WHAT TO WORK ON: Pick every line from the data below that contains the string "this" and copy it.

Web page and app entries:
BEGIN

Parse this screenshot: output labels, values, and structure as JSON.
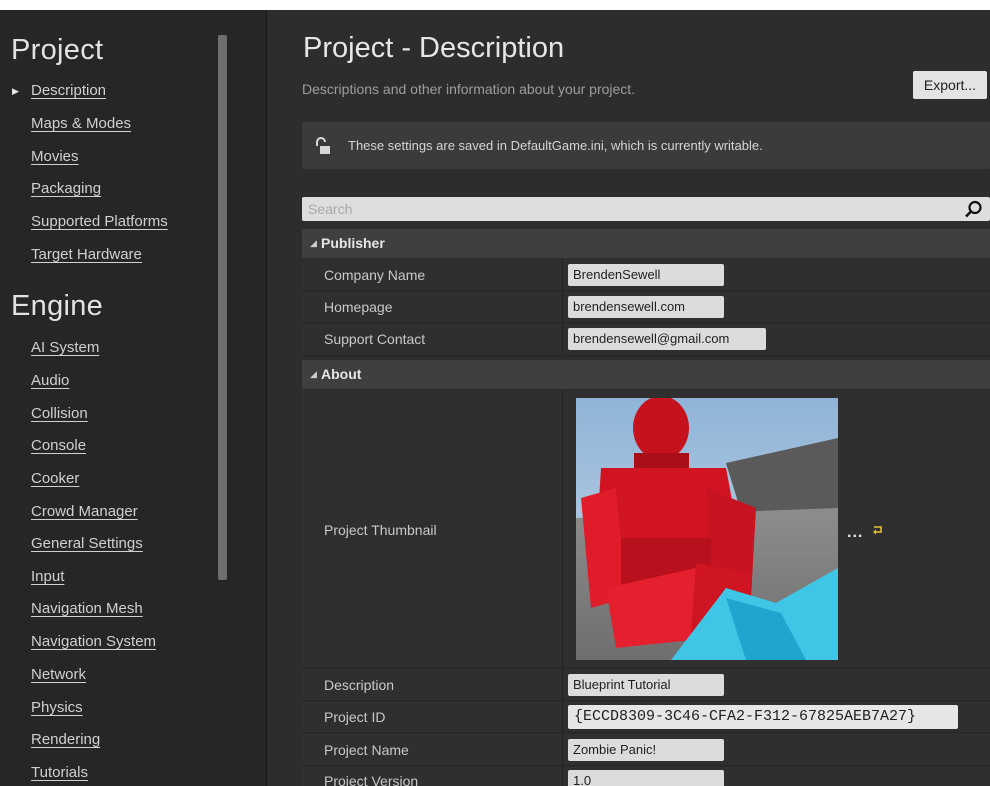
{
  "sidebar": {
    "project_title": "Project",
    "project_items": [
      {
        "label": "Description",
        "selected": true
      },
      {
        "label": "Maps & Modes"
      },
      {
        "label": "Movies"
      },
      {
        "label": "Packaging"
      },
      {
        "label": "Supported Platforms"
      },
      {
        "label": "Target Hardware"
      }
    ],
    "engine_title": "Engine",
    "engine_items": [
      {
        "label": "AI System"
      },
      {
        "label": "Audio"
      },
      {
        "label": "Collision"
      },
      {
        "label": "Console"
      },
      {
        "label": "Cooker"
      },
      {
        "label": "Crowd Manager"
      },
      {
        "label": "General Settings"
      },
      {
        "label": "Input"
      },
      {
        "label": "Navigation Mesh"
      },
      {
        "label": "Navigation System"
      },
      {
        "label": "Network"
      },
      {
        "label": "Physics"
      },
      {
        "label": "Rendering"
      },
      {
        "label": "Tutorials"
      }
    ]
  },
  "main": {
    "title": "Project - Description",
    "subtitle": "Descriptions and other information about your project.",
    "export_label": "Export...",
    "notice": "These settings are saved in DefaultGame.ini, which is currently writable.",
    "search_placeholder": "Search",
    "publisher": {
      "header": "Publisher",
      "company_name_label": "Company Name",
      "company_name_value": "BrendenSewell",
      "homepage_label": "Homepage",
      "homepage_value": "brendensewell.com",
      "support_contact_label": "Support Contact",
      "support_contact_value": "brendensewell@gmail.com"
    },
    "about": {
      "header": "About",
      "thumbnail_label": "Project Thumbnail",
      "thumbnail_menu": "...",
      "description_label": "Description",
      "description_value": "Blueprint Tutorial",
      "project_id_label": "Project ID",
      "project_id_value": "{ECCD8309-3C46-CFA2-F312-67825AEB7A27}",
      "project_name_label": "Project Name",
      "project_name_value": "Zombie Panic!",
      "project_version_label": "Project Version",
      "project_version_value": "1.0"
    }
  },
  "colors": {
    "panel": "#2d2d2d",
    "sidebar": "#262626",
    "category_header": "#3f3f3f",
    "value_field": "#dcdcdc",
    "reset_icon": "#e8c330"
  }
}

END
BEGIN

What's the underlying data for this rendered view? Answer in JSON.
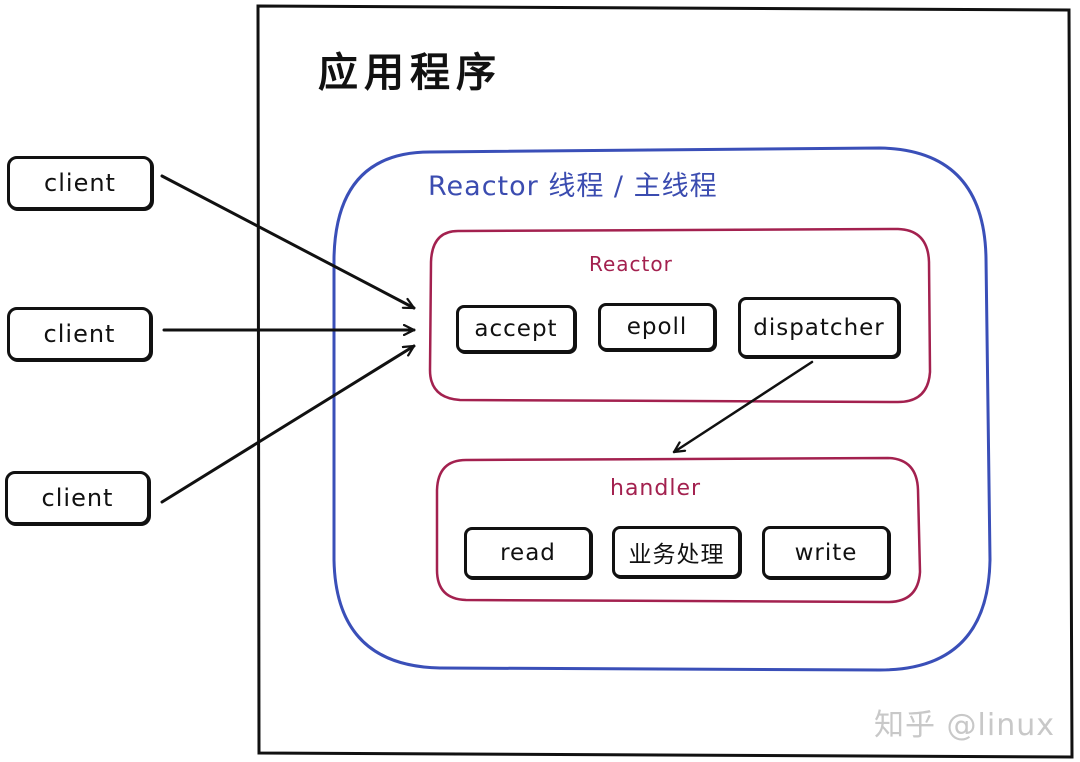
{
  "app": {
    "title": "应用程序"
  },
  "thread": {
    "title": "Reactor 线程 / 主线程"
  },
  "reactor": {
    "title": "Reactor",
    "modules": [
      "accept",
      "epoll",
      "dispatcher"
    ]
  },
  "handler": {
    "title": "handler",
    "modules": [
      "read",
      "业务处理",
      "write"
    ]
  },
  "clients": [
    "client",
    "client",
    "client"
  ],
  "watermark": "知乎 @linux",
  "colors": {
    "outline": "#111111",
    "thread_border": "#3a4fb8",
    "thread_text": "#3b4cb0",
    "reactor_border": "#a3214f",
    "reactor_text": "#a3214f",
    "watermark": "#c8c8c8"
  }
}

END

WRITTEN SOLUTION:
Parse this screenshot: output labels, values, and structure as JSON.
What's the underlying data for this rendered view? Answer in JSON.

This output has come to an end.